LN: It was really the same process in Vietnam as it was here—I wouldn’t differentiate that much between people’s reluctance or enthusiasm about doing this. A lot of it is just connecting with someone and doing your homework, knowing a lot about them and their experience and whatever the environment that they were living in that you’re interesting in talking about. The people we talked to in Vietnam were not reluctant. I guess that’s the best way to say it, or they wouldn’t have talked to us. They seemed extremely open to the idea. The only reason we were surprised was because we had no idea what to expect. We were surprised to find how open people were to talk about such a painful subject: just the scale of tragedy there, how many people were killed, how small of a country it is, how everybody was affected, the real horrors of the war. If I’d gone through something like that, I’m not sure I’d be able to talk about it.
PK: In July, you screened the film for Vietnamese audiences. What was their reaction to the film?
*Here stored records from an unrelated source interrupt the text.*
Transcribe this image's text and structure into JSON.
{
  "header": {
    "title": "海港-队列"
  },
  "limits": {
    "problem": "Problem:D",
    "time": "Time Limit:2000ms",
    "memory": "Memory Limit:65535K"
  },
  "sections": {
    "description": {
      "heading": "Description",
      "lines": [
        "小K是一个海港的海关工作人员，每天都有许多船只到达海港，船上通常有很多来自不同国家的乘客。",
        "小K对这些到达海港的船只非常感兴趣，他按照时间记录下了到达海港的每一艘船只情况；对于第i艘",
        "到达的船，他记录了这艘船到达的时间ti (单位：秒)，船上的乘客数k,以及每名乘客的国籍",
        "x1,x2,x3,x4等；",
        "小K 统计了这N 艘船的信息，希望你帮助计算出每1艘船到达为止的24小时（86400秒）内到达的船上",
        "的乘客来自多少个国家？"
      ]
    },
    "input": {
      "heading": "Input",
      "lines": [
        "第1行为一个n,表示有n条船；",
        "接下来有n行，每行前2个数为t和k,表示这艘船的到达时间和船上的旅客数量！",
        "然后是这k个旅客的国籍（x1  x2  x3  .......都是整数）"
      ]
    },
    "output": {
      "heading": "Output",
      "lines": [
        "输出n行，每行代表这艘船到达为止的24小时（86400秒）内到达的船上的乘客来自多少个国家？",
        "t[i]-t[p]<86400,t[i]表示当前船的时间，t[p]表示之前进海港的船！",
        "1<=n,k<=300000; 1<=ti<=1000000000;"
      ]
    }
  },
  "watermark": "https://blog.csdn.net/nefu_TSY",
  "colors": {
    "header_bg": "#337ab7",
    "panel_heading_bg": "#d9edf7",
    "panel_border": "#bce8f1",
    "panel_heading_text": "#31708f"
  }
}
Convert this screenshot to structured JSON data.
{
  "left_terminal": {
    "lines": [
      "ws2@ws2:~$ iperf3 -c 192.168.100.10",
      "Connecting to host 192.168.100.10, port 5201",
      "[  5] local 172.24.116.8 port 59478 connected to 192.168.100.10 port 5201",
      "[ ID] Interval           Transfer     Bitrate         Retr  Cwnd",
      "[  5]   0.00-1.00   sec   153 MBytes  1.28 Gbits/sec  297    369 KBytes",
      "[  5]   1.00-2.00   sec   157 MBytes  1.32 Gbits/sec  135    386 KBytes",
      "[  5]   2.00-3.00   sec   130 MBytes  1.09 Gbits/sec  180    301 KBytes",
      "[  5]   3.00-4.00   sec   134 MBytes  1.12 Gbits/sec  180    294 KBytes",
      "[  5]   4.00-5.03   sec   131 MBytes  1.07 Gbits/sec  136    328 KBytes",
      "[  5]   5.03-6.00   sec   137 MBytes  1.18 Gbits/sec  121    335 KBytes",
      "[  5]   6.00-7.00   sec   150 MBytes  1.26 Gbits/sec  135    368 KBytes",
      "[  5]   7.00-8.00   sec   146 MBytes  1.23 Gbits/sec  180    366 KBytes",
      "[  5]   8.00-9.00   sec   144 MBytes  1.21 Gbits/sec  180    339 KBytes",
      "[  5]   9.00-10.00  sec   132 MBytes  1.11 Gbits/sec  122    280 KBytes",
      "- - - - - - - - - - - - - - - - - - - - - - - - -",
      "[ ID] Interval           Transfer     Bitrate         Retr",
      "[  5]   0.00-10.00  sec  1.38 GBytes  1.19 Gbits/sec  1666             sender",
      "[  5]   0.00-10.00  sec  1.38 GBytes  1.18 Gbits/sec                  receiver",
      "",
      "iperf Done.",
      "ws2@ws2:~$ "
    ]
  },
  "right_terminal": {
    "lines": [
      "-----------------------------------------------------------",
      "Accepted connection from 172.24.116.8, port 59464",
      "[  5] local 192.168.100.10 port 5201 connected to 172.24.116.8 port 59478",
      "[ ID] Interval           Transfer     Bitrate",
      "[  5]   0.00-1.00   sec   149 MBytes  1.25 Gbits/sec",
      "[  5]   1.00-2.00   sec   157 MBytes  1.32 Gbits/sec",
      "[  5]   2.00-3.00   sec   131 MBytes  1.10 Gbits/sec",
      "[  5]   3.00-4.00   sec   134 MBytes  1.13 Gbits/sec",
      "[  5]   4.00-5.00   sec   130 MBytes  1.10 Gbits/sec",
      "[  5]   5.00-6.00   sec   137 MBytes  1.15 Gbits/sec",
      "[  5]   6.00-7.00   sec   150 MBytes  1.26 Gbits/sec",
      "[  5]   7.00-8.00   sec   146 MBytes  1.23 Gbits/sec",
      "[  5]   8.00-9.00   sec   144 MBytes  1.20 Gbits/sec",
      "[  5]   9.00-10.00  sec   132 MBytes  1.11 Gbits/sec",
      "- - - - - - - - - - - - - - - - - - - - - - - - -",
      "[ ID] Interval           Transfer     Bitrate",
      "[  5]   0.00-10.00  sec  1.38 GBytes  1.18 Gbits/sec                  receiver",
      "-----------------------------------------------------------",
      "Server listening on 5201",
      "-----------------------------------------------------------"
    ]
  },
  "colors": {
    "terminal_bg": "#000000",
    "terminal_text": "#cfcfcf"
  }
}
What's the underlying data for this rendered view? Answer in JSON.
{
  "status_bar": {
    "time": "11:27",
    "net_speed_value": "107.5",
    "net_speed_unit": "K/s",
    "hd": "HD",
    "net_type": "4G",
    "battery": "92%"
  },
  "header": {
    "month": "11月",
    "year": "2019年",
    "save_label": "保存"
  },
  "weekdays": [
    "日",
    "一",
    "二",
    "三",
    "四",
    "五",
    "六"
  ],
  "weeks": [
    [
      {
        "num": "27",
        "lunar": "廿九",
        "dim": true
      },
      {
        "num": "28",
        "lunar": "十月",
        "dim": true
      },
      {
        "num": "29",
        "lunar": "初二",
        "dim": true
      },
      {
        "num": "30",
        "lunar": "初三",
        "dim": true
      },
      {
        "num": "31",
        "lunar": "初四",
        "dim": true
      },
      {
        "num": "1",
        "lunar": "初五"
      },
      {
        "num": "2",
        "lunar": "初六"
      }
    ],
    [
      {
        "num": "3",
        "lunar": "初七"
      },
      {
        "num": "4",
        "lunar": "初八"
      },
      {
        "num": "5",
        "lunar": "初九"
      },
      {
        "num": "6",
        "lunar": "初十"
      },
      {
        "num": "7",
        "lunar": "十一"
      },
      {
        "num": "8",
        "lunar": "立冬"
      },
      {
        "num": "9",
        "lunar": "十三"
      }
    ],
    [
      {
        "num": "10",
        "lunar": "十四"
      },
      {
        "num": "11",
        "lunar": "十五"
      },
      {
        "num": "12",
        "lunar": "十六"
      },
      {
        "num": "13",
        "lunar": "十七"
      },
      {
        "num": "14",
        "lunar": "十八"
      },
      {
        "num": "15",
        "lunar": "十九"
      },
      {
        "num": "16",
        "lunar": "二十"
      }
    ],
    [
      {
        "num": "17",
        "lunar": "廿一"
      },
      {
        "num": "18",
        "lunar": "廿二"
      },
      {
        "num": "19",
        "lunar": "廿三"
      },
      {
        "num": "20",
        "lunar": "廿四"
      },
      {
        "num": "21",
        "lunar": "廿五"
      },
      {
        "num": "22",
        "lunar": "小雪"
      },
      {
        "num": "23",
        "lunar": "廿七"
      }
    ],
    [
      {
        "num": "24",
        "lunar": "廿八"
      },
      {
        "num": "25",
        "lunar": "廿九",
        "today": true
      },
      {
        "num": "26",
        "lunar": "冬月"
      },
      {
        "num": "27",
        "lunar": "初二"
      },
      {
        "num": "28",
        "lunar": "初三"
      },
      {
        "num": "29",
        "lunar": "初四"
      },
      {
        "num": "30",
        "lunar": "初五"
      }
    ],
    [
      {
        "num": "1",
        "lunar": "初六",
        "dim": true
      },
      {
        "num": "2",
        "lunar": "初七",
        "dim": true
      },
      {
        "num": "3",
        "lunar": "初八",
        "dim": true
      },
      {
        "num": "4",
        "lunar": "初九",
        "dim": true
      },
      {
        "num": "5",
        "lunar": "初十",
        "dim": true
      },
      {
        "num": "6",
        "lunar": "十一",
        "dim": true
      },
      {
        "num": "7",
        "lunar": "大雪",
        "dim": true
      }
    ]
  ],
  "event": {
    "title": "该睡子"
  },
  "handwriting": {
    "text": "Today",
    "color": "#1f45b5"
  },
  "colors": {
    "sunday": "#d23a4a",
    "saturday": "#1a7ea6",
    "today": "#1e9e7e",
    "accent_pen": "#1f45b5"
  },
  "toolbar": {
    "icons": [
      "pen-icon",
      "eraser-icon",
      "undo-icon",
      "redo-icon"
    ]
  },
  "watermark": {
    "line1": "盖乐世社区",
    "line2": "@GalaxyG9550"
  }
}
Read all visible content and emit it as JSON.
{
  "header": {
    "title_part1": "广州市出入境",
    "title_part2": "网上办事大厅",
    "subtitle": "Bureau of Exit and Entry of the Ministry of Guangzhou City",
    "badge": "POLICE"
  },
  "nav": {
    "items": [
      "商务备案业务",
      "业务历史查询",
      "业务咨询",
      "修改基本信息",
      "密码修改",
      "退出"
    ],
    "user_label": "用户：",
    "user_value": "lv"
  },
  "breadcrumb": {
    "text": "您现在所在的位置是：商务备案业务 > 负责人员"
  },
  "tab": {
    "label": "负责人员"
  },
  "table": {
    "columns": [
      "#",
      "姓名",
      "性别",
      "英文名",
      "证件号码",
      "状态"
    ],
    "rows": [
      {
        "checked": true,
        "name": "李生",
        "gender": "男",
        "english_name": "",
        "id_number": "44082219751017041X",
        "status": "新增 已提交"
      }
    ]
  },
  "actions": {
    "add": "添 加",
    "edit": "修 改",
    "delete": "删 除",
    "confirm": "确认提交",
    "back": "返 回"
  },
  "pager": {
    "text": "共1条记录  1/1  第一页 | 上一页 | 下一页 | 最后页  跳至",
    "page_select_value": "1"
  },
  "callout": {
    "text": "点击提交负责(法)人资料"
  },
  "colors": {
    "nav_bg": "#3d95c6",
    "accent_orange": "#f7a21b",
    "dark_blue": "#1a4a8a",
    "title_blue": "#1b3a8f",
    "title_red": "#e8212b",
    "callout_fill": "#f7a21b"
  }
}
LN: It exceeded all our expectations. We showed highlights of the film to people who were in it, and then had public screenings at the American center in Hanoi and in Ho Chi Minh city. The overwhelming response was people really came in to see the story in a way they had never seen it told. One of the comments we got was, “Our history has no people in it.” Meaning that when they tell themselves their history, it’s a grand narrative of a triumph over imperialism and a lot of noble sacrifice, and no suffering, and no acknowledgement of the realities of war. We heard people say, “We Vietnamese don’t know our own story, and our children and our grandchildren don’t know it, because we don’t speak about the war in the way you’re telling the story. We also know nothing about what it was like for Americans or for Vietnamese on the losing side.” So, showing the film to combat veterans, both North Vietnamese and Viet Cong, the winning side, they kept saying over and over again, “We’ve never seen the war portrayed this way.”
PK: You’ve translated the film into Vietnamese and will screen it online, uncensored.
LN: That’s so important to us as filmmakers. Oftentimes when Americans make films about people from somewhere else, you go there, get an interpreter, conduct some interviews, get some material, put it in your film, and you take something away but don’t bring anything back. And we’re really honored that we’re able to bring the film back.
The government has really controlled the narrative of how the war is remembered, and one of the things they have protected the people from seeing is the images of dead and wounded soldiers on the winning side, the Vietnamese and Viet Cong: the piles of bodies. So people have told us we’re not used to seeing the images of what war really does to people. And they have this epic problem of 300,000 missing. People went off to the war and never came back; they just vanished. So the film is showing what happened to them in a way that is hard to look at. But the sense we have is that people want to see it, and at the public screenings we had a lot of young people really leaning in. They don’t know what happened.
And we showed scenes of the anti-war movement, and one of the veterans, Nguyen Ngoc, said, “When I first watched the film, it gave me much greater respect for Americans. I came to understand so much more about just how conflicted and how traumatized the United States is by this war. I used to ask myself, ‘How come the United States after 40 years still can’t get over the Vietnam War?’ I considered it a weakness. Actually now, having seen this film, I believe that the way in which the United States hasn’t ever really been able to leave the Vietnam War behind is actually a great strength. It’s a nation that’s always asking itself about its own history, questioning its past and asking questions about what it’s done and why it did it.”